• _Your objective_: In this exercise, return the whole listing exactly, excluding any images.

• _Records for this task_:

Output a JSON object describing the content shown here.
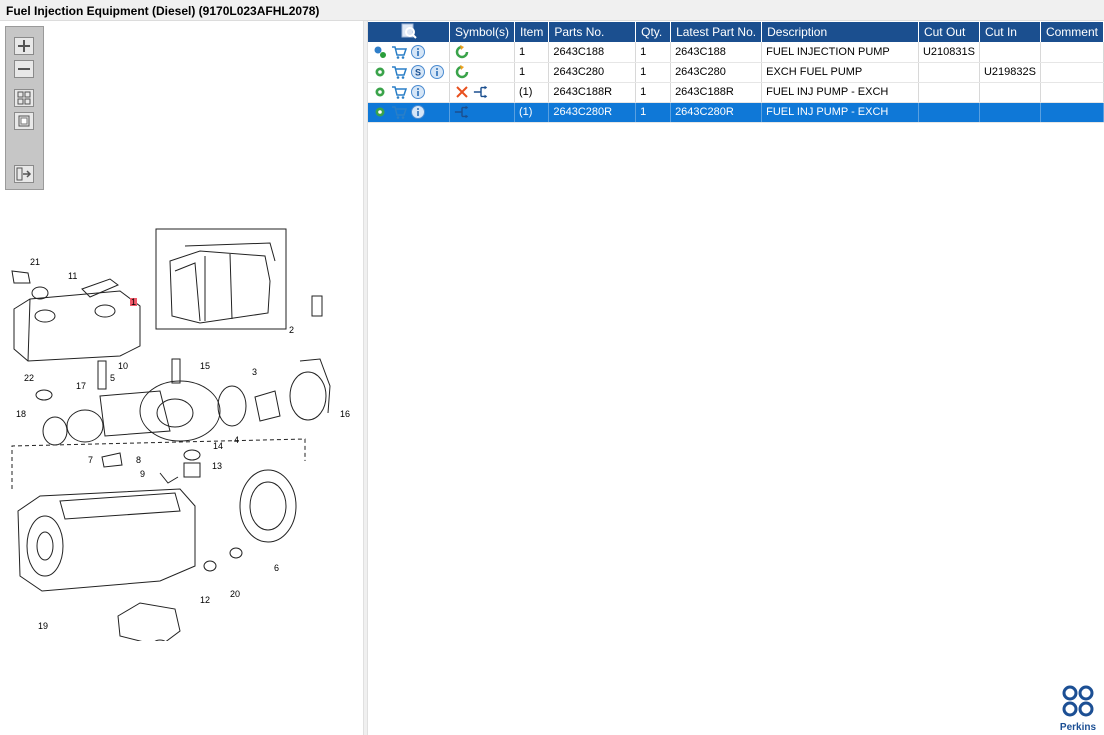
{
  "window": {
    "title": "Fuel Injection Equipment (Diesel) (9170L023AFHL2078)"
  },
  "toolbar": {
    "zoom_in_icon": "zoom-in-icon",
    "zoom_out_icon": "zoom-out-icon",
    "fit_all_icon": "fit-all-icon",
    "fit_page_icon": "fit-page-icon",
    "export_icon": "export-icon"
  },
  "diagram": {
    "callouts": [
      "21",
      "11",
      "1",
      "2",
      "22",
      "10",
      "5",
      "15",
      "3",
      "17",
      "16",
      "18",
      "4",
      "14",
      "7",
      "8",
      "13",
      "9",
      "6",
      "20",
      "19",
      "12"
    ]
  },
  "table": {
    "columns": [
      "",
      "Symbol(s)",
      "Item",
      "Parts No.",
      "Qty.",
      "Latest Part No.",
      "Description",
      "Cut Out",
      "Cut In",
      "Comment"
    ],
    "rows": [
      {
        "icons": [
          "gears-icon",
          "cart-icon",
          "info-icon"
        ],
        "symbols": [
          "refresh-icon"
        ],
        "item": "1",
        "part_no": "2643C188",
        "qty": "1",
        "latest": "2643C188",
        "description": "FUEL INJECTION PUMP",
        "cut_out": "U210831S",
        "cut_in": "",
        "comment": ""
      },
      {
        "icons": [
          "gear-icon",
          "cart-icon",
          "s-icon",
          "info-icon"
        ],
        "symbols": [
          "refresh-icon"
        ],
        "item": "1",
        "part_no": "2643C280",
        "qty": "1",
        "latest": "2643C280",
        "description": "EXCH FUEL PUMP",
        "cut_out": "",
        "cut_in": "U219832S",
        "comment": ""
      },
      {
        "icons": [
          "gear-icon",
          "cart-icon",
          "info-icon"
        ],
        "symbols": [
          "cross-icon",
          "exchange-icon"
        ],
        "item": "(1)",
        "part_no": "2643C188R",
        "qty": "1",
        "latest": "2643C188R",
        "description": "FUEL INJ PUMP - EXCH",
        "cut_out": "",
        "cut_in": "",
        "comment": ""
      },
      {
        "icons": [
          "gear-icon",
          "cart-icon",
          "info-icon"
        ],
        "symbols": [
          "exchange-icon"
        ],
        "item": "(1)",
        "part_no": "2643C280R",
        "qty": "1",
        "latest": "2643C280R",
        "description": "FUEL INJ PUMP - EXCH",
        "cut_out": "",
        "cut_in": "",
        "comment": "",
        "selected": true
      }
    ]
  },
  "brand": {
    "name": "Perkins",
    "color": "#1c4f94"
  },
  "colors": {
    "header": "#1b4f8f",
    "selected_row": "#0f78d7"
  }
}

• _Written solution_:
Output a JSON object describing the content shown here.
{
  "window": {
    "title": "Fuel Injection Equipment (Diesel) (9170L023AFHL2078)"
  },
  "toolbar": {
    "zoom_in_icon": "zoom-in-icon",
    "zoom_out_icon": "zoom-out-icon",
    "fit_all_icon": "fit-all-icon",
    "fit_page_icon": "fit-page-icon",
    "export_icon": "export-icon"
  },
  "diagram": {
    "callouts": [
      "21",
      "11",
      "1",
      "2",
      "22",
      "10",
      "5",
      "15",
      "3",
      "17",
      "16",
      "18",
      "4",
      "14",
      "7",
      "8",
      "13",
      "9",
      "6",
      "20",
      "19",
      "12"
    ]
  },
  "table": {
    "columns": [
      "",
      "Symbol(s)",
      "Item",
      "Parts No.",
      "Qty.",
      "Latest Part No.",
      "Description",
      "Cut Out",
      "Cut In",
      "Comment"
    ],
    "rows": [
      {
        "icons": [
          "gears-icon",
          "cart-icon",
          "info-icon"
        ],
        "symbols": [
          "refresh-icon"
        ],
        "item": "1",
        "part_no": "2643C188",
        "qty": "1",
        "latest": "2643C188",
        "description": "FUEL INJECTION PUMP",
        "cut_out": "U210831S",
        "cut_in": "",
        "comment": ""
      },
      {
        "icons": [
          "gear-icon",
          "cart-icon",
          "s-icon",
          "info-icon"
        ],
        "symbols": [
          "refresh-icon"
        ],
        "item": "1",
        "part_no": "2643C280",
        "qty": "1",
        "latest": "2643C280",
        "description": "EXCH FUEL PUMP",
        "cut_out": "",
        "cut_in": "U219832S",
        "comment": ""
      },
      {
        "icons": [
          "gear-icon",
          "cart-icon",
          "info-icon"
        ],
        "symbols": [
          "cross-icon",
          "exchange-icon"
        ],
        "item": "(1)",
        "part_no": "2643C188R",
        "qty": "1",
        "latest": "2643C188R",
        "description": "FUEL INJ PUMP - EXCH",
        "cut_out": "",
        "cut_in": "",
        "comment": ""
      },
      {
        "icons": [
          "gear-icon",
          "cart-icon",
          "info-icon"
        ],
        "symbols": [
          "exchange-icon"
        ],
        "item": "(1)",
        "part_no": "2643C280R",
        "qty": "1",
        "latest": "2643C280R",
        "description": "FUEL INJ PUMP - EXCH",
        "cut_out": "",
        "cut_in": "",
        "comment": "",
        "selected": true
      }
    ]
  },
  "brand": {
    "name": "Perkins",
    "color": "#1c4f94"
  },
  "colors": {
    "header": "#1b4f8f",
    "selected_row": "#0f78d7"
  }
}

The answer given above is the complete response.